Steaua Bucharest and Sporting CP are the only sides level, scoreless after a match in Portugal.

But Olympiacos is in Croatia and a goal away from being on the wrong foot after a 2-1 win at home to Rijeka, and Hapoel Be’er Sheva has the same situation in Slovenia against Maribor.

At risk? Three high-profile away trips and the same number of group stage home paydays. The losers drop into the Europa League group stage.

Tuesday
All matches at 2:45 p.m. ET unless noted

Astana vs. Celtic (Celtic leads 5-0) — 11:30 a.m. ET
Rijeka vs. Olympiacos (Olympiacos leads 2-1)
Nice vs. Napoli (Napoli leads 2-0)
Sevilla vs. Istanbul Basaksehir (Sevilla leads 2-1)
Maribor vs. Hapoel Be’er Sheva (Hapoel leads 2-1)

Wednesday
All matches at 2:45 p.m. ET

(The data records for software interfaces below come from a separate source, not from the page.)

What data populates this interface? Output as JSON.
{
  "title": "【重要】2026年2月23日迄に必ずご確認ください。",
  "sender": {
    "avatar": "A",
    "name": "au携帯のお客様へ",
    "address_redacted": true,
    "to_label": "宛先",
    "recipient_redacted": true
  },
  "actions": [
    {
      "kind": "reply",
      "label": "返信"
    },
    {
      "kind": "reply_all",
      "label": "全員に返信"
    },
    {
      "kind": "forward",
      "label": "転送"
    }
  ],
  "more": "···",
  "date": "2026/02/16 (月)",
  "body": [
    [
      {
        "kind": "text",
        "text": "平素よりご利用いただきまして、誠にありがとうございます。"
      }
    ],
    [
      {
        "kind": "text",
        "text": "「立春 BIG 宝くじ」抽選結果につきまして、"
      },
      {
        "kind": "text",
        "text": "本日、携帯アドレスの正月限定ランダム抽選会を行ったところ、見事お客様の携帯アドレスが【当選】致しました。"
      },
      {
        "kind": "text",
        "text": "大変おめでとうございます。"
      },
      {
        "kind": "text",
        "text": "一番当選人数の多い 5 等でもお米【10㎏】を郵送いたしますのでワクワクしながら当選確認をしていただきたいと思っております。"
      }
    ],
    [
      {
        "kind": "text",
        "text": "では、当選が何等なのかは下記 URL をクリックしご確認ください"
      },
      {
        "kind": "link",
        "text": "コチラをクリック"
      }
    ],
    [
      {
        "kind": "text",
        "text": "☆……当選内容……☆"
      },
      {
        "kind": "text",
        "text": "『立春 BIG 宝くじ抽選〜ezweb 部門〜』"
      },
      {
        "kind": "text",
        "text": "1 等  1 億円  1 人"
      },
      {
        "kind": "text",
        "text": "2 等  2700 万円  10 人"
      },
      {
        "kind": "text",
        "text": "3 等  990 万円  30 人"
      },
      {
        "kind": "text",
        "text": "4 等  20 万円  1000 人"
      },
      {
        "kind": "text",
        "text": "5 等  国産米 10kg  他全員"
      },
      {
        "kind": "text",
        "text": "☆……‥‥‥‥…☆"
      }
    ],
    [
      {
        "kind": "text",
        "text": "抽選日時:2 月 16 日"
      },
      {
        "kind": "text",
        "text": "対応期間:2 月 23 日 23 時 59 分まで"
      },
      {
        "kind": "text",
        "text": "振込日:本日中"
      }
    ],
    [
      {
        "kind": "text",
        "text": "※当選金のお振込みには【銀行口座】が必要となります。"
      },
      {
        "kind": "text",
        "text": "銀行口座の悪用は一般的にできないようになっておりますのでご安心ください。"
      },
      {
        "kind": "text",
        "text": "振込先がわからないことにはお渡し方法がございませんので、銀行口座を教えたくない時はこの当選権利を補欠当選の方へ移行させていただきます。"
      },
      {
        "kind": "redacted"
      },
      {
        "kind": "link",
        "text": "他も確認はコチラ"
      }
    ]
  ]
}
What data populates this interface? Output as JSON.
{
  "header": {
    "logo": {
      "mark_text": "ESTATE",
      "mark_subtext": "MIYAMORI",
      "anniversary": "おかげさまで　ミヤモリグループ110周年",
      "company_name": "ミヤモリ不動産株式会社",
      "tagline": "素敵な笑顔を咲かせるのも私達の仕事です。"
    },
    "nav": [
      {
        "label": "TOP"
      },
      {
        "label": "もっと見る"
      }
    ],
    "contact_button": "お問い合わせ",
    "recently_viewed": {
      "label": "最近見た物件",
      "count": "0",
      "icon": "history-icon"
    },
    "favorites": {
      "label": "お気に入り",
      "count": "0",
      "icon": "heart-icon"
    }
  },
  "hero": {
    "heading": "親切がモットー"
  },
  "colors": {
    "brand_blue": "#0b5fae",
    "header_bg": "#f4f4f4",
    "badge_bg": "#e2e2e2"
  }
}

Copenhagen vs. Qarabag (Qarabag leads 1-0)
CSKA Moscow vs. Young Boys (CSKA leads 1-0)
Slavia Prague vs. Apoel Nicosia (Apoel leads 2-0)
Liverpool vs. Hoffenheim (Liverpool leads 2-1)
Steaua Bucharest vs. Sporting CP (First leg 0-0)